Homeless individuals and families make up the most underserved community across the U.S. The most difficult problems facing those experiencing homelessness are income, housing, food insecurity and medical care. While on the surface these issues sound the same as the issues affecting this community prior to the pandemic, but the circumstantial problems around these issues continue to compound with time. The pandemic continues to put pressure on the entirety of the U.S. population and those experiencing homelessness.
Undoubtedly, housing is the number one problem for those experiencing homelessness, as housing is necessary for all other attributes of life. One needs a place to rest, eat and bathe. The region of southern Midcoast Maine has some of the highest housing costs in Maine, and these costs have only skyrocketed since the pandemic outbreak in March. This increase continues to diminish the area’s affordable housing market, and those with low income or who are experiencing homelessness are being pushed out. Some communities provide more services for those experiencing homelessness than other communities. But without those services, where would they go?
Approximately 550,000 people are homeless in the U.S. right now. However, studies show that number does not accurately represent the true amount of homelessness across our country, as many homeless are considered hidden. This likely changed at the beginning of the pandemic in March, as couch-surfers were kicked to the curb. Many friends and families wanted to protect their own households from the unknown dangers of the coronavirus. And while there has been a moratorium on evictions, that no doubt is helping many stay in their own homes, the expected number of homeless is sure to rise across the southern Midcoast region, the state of Maine and the entire country now that the moratorium ended last month. There have been no studies showing an increase in homeless numbers since the moratorium ended in August, but if the cases are filed, many people will have nowhere to go but the streets.
COVID-19 has created an imbalance in community organizations and programs compared to before the pandemic. Existing programs and services are not filling the current need of the Mid Coast Maine homeless and at-risk populations.

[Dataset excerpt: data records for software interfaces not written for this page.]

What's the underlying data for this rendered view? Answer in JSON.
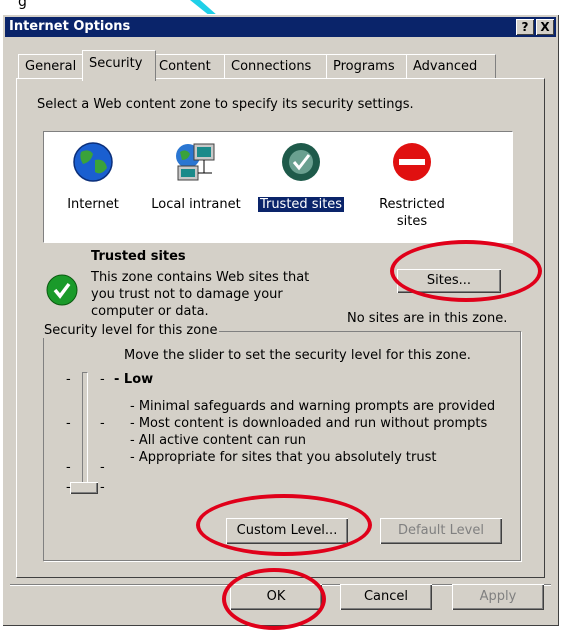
{
  "title": "Internet Options",
  "top_fragment": "g",
  "title_buttons": [
    "?",
    "X"
  ],
  "tabs": [
    "General",
    "Security",
    "Content",
    "Connections",
    "Programs",
    "Advanced"
  ],
  "instruction": "Select a Web content zone to specify its security settings.",
  "zones": [
    {
      "label": "Internet",
      "icon": "globe-icon"
    },
    {
      "label": "Local intranet",
      "icon": "network-computer-icon"
    },
    {
      "label": "Trusted sites",
      "icon": "checkmark-icon",
      "selected": true
    },
    {
      "label": "Restricted\nsites",
      "icon": "no-entry-icon"
    }
  ],
  "zone_info": {
    "heading": "Trusted sites",
    "description": "This zone contains Web sites that\nyou trust not to damage your\ncomputer or data.",
    "sites_button": "Sites...",
    "no_sites_text": "No sites are in this zone."
  },
  "security_level": {
    "legend": "Security level for this zone",
    "slider_hint": "Move the slider to set the security level for this zone.",
    "level_name": "Low",
    "bullets": [
      "- Minimal safeguards and warning prompts are provided",
      "- Most content is downloaded and run without prompts",
      "- All active content can run",
      "- Appropriate for sites that you absolutely trust"
    ],
    "custom_button": "Custom Level...",
    "default_button": "Default Level"
  },
  "footer": {
    "ok": "OK",
    "cancel": "Cancel",
    "apply": "Apply"
  },
  "colors": {
    "titlebar": "#0a246a",
    "highlight_circle": "#e0001a",
    "face": "#d4d0c8"
  }
}
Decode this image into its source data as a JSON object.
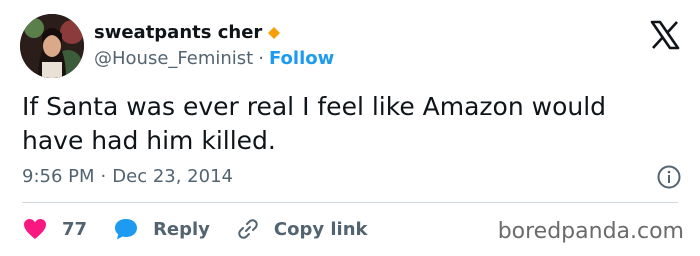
{
  "author": {
    "display_name": "sweatpants cher",
    "handle": "@House_Feminist",
    "follow_label": "Follow",
    "verified_color": "#f59f0b"
  },
  "tweet": {
    "text": "If Santa was ever real I feel like Amazon would have had him killed.",
    "time": "9:56 PM",
    "date": "Dec 23, 2014"
  },
  "actions": {
    "like_count": "77",
    "reply_label": "Reply",
    "copy_link_label": "Copy link"
  },
  "watermark": "boredpanda.com",
  "colors": {
    "like": "#f91880",
    "reply": "#1d9bf0",
    "text": "#0f1419",
    "secondary": "#536471"
  },
  "icons": [
    "x-logo-icon",
    "verified-badge-icon",
    "info-icon",
    "heart-icon",
    "reply-bubble-icon",
    "link-icon"
  ]
}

Organizations have all reacted differently to the coronavirus, causing there to be unmet needs in the community. There are unmet needs because of the inequality to access in services. If one organization increases or decreases their services to a community, there is an imbalance to other organizations nurturing the same vulnerable community. The needs of Maine’s homeless population have changed since COVID-19, but the availability of services has also changed.
Even before the pandemic outbreak, southern Midcoast Maine had been assisting those experiencing homelessness and at-risk populations to the best of their ability, but it is not quite enough to assist all homeless individuals and families. The number of people experiencing homelessness has always outweighed the services available.
Today, through the partnerships between Tedford Housing, Oasis Free Clinics, Mid Coast Hunger Prevention Program and The Gathering Place, our community continues to respond to the basic needs of southern Midcoast Maine’s vulnerable and at-risk populations. Despite the many logistical and social distancing challenges brought about by COVID-19, people experiencing homelessness in the area have still been able to access services from our community organizations, as we work together to produce long-term solutions despite the pandemic. Tedford Housing anticipates there will be an increase in the homeless population in the near future, but supported by our robust partnerships, we will be ready to tackle the new challenges ahead. —